In an effort to support the Administration's Fatherhood Initiative, intended to strengthen the role of fathers in the American family, the Health Care Financing Administration (HCFA) through its Office of Beneficiary Services, Medicaid Bureau, provided funding for an outreach effort that focused on Medicaid fathers in rural Tennessee. This project, consisting of three focus groups, was done in conjunction with the Tennessee Department of Health (DPH). The focus groups were facilitated by staff from the Tennessee Valley Authority, a contractor in the region. (Author abstract).

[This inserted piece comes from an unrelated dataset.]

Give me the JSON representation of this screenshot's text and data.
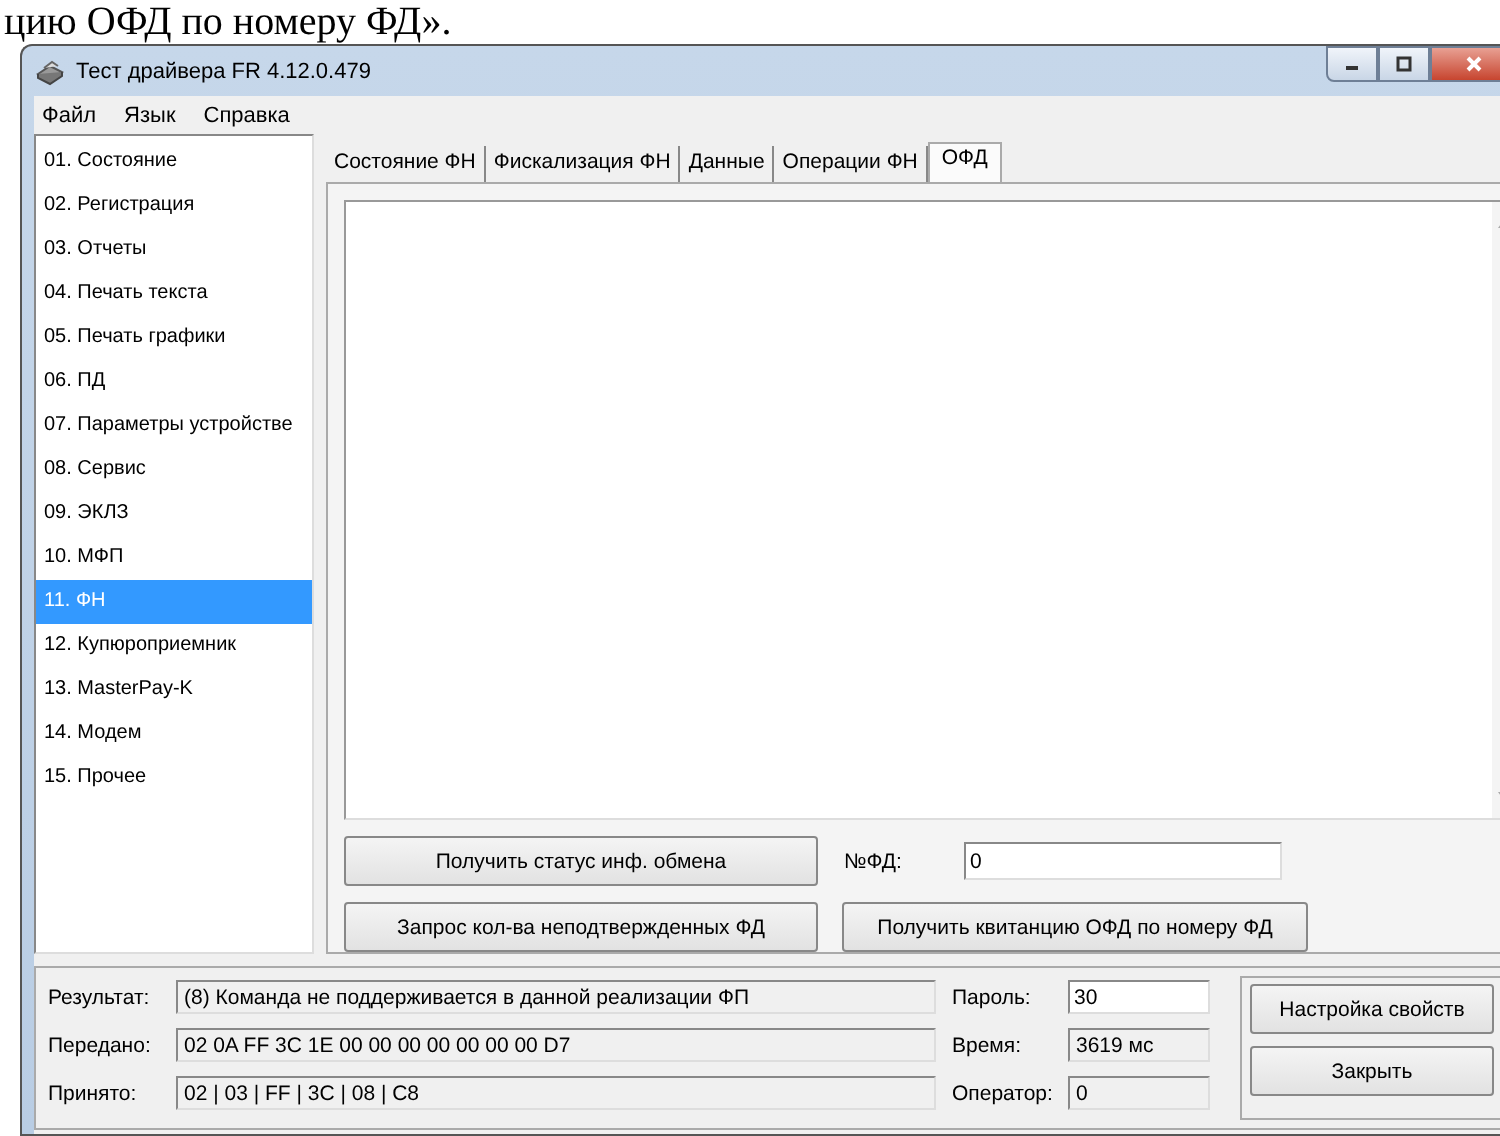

This resource profiles the experiences of efforts in nine states to provide mutual self-help parent support groups to fathers, grandparents raising grandchildren, icarcerated parents, parents raising children with special needs, parents in recovery, and rural parents. The document describes the contextual factors these groups face, and provides information on the different strategies states used to best meet the needs of families. Some strategies worked well in certain states and not as well in others. Geographic, demographic, and cultural variables impact service delivery. A range of…